*** Opening Data for this exercise ***

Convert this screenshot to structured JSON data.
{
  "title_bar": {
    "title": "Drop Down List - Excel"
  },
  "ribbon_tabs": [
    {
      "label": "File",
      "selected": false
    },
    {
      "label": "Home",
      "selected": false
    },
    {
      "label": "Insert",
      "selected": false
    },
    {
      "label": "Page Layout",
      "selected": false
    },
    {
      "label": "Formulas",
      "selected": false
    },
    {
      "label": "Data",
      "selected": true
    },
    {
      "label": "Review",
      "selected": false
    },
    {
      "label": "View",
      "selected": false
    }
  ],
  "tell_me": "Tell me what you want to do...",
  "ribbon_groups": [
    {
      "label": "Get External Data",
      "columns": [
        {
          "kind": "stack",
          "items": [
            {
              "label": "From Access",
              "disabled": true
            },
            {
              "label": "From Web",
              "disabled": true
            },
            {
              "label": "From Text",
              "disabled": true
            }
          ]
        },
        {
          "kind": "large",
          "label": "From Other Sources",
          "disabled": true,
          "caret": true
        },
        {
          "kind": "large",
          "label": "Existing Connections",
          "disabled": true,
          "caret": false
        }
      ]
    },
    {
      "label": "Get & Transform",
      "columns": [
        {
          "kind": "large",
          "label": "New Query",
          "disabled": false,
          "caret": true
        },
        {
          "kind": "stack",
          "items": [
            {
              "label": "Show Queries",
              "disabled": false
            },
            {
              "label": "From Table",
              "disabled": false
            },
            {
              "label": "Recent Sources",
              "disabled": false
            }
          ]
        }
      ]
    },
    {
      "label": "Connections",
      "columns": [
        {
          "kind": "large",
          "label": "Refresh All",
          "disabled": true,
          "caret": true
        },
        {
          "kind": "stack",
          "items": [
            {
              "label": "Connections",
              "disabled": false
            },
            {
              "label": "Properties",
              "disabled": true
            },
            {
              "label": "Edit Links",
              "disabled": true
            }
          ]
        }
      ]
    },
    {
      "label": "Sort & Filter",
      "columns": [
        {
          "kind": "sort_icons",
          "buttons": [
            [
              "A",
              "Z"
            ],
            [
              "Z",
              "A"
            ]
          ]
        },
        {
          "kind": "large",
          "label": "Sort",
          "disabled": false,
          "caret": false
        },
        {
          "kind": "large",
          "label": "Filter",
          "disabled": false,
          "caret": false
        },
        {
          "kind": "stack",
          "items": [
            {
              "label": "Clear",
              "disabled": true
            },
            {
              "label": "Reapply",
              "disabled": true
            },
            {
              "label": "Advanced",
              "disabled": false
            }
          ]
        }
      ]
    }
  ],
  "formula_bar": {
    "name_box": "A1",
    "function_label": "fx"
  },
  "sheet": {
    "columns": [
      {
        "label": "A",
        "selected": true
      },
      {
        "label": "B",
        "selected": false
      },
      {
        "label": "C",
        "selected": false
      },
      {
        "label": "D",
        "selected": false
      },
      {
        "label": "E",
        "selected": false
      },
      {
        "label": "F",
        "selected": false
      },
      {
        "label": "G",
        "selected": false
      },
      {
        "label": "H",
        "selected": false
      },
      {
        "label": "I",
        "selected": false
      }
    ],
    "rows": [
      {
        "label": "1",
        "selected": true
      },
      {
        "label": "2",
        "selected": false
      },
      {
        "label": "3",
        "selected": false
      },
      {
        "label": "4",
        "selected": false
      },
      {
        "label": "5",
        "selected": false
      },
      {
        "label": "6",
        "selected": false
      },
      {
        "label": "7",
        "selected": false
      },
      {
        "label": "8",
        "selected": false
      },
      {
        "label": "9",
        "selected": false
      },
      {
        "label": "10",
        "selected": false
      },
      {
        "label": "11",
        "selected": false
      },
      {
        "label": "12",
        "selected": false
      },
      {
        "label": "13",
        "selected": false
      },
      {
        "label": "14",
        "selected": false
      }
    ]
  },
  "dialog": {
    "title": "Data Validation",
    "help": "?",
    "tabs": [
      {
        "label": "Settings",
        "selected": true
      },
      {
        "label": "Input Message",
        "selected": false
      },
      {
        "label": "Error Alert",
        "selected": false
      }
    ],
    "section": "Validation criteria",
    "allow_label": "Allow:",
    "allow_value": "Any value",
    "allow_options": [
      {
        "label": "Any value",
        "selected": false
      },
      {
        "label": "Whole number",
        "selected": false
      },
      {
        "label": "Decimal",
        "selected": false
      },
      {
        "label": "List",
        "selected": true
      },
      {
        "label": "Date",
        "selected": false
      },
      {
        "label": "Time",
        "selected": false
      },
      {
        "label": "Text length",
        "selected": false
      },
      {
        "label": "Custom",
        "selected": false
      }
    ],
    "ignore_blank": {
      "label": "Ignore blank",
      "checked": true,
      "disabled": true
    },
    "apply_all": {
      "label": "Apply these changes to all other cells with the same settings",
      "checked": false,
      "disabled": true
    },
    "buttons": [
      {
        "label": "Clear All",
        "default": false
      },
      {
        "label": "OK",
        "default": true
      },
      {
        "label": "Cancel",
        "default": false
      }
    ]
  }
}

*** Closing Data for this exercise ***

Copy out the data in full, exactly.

Convert this screenshot to structured JSON data.
{
  "title_bar": {
    "title": "Drop Down List - Excel"
  },
  "ribbon_tabs": [
    {
      "label": "File",
      "selected": false
    },
    {
      "label": "Home",
      "selected": false
    },
    {
      "label": "Insert",
      "selected": false
    },
    {
      "label": "Page Layout",
      "selected": false
    },
    {
      "label": "Formulas",
      "selected": false
    },
    {
      "label": "Data",
      "selected": true
    },
    {
      "label": "Review",
      "selected": false
    },
    {
      "label": "View",
      "selected": false
    }
  ],
  "tell_me": "Tell me what you want to do...",
  "ribbon_groups": [
    {
      "label": "Get External Data",
      "columns": [
        {
          "kind": "stack",
          "items": [
            {
              "label": "From Access",
              "disabled": true
            },
            {
              "label": "From Web",
              "disabled": true
            },
            {
              "label": "From Text",
              "disabled": true
            }
          ]
        },
        {
          "kind": "large",
          "label": "From Other Sources",
          "disabled": true,
          "caret": true
        },
        {
          "kind": "large",
          "label": "Existing Connections",
          "disabled": true,
          "caret": false
        }
      ]
    },
    {
      "label": "Get & Transform",
      "columns": [
        {
          "kind": "large",
          "label": "New Query",
          "disabled": false,
          "caret": true
        },
        {
          "kind": "stack",
          "items": [
            {
              "label": "Show Queries",
              "disabled": false
            },
            {
              "label": "From Table",
              "disabled": false
            },
            {
              "label": "Recent Sources",
              "disabled": false
            }
          ]
        }
      ]
    },
    {
      "label": "Connections",
      "columns": [
        {
          "kind": "large",
          "label": "Refresh All",
          "disabled": true,
          "caret": true
        },
        {
          "kind": "stack",
          "items": [
            {
              "label": "Connections",
              "disabled": false
            },
            {
              "label": "Properties",
              "disabled": true
            },
            {
              "label": "Edit Links",
              "disabled": true
            }
          ]
        }
      ]
    },
    {
      "label": "Sort & Filter",
      "columns": [
        {
          "kind": "sort_icons",
          "buttons": [
            [
              "A",
              "Z"
            ],
            [
              "Z",
              "A"
            ]
          ]
        },
        {
          "kind": "large",
          "label": "Sort",
          "disabled": false,
          "caret": false
        },
        {
          "kind": "large",
          "label": "Filter",
          "disabled": false,
          "caret": false
        },
        {
          "kind": "stack",
          "items": [
            {
              "label": "Clear",
              "disabled": true
            },
            {
              "label": "Reapply",
              "disabled": true
            },
            {
              "label": "Advanced",
              "disabled": false
            }
          ]
        }
      ]
    }
  ],
  "formula_bar": {
    "name_box": "A1",
    "function_label": "fx"
  },
  "sheet": {
    "columns": [
      {
        "label": "A",
        "selected": true
      },
      {
        "label": "B",
        "selected": false
      },
      {
        "label": "C",
        "selected": false
      },
      {
        "label": "D",
        "selected": false
      },
      {
        "label": "E",
        "selected": false
      },
      {
        "label": "F",
        "selected": false
      },
      {
        "label": "G",
        "selected": false
      },
      {
        "label": "H",
        "selected": false
      },
      {
        "label": "I",
        "selected": false
      }
    ],
    "rows": [
      {
        "label": "1",
        "selected": true
      },
      {
        "label": "2",
        "selected": false
      },
      {
        "label": "3",
        "selected": false
      },
      {
        "label": "4",
        "selected": false
      },
      {
        "label": "5",
        "selected": false
      },
      {
        "label": "6",
        "selected": false
      },
      {
        "label": "7",
        "selected": false
      },
      {
        "label": "8",
        "selected": false
      },
      {
        "label": "9",
        "selected": false
      },
      {
        "label": "10",
        "selected": false
      },
      {
        "label": "11",
        "selected": false
      },
      {
        "label": "12",
        "selected": false
      },
      {
        "label": "13",
        "selected": false
      },
      {
        "label": "14",
        "selected": false
      }
    ]
  },
  "dialog": {
    "title": "Data Validation",
    "help": "?",
    "tabs": [
      {
        "label": "Settings",
        "selected": true
      },
      {
        "label": "Input Message",
        "selected": false
      },
      {
        "label": "Error Alert",
        "selected": false
      }
    ],
    "section": "Validation criteria",
    "allow_label": "Allow:",
    "allow_value": "Any value",
    "allow_options": [
      {
        "label": "Any value",
        "selected": false
      },
      {
        "label": "Whole number",
        "selected": false
      },
      {
        "label": "Decimal",
        "selected": false
      },
      {
        "label": "List",
        "selected": true
      },
      {
        "label": "Date",
        "selected": false
      },
      {
        "label": "Time",
        "selected": false
      },
      {
        "label": "Text length",
        "selected": false
      },
      {
        "label": "Custom",
        "selected": false
      }
    ],
    "ignore_blank": {
      "label": "Ignore blank",
      "checked": true,
      "disabled": true
    },
    "apply_all": {
      "label": "Apply these changes to all other cells with the same settings",
      "checked": false,
      "disabled": true
    },
    "buttons": [
      {
        "label": "Clear All",
        "default": false
      },
      {
        "label": "OK",
        "default": true
      },
      {
        "label": "Cancel",
        "default": false
      }
    ]
  }
}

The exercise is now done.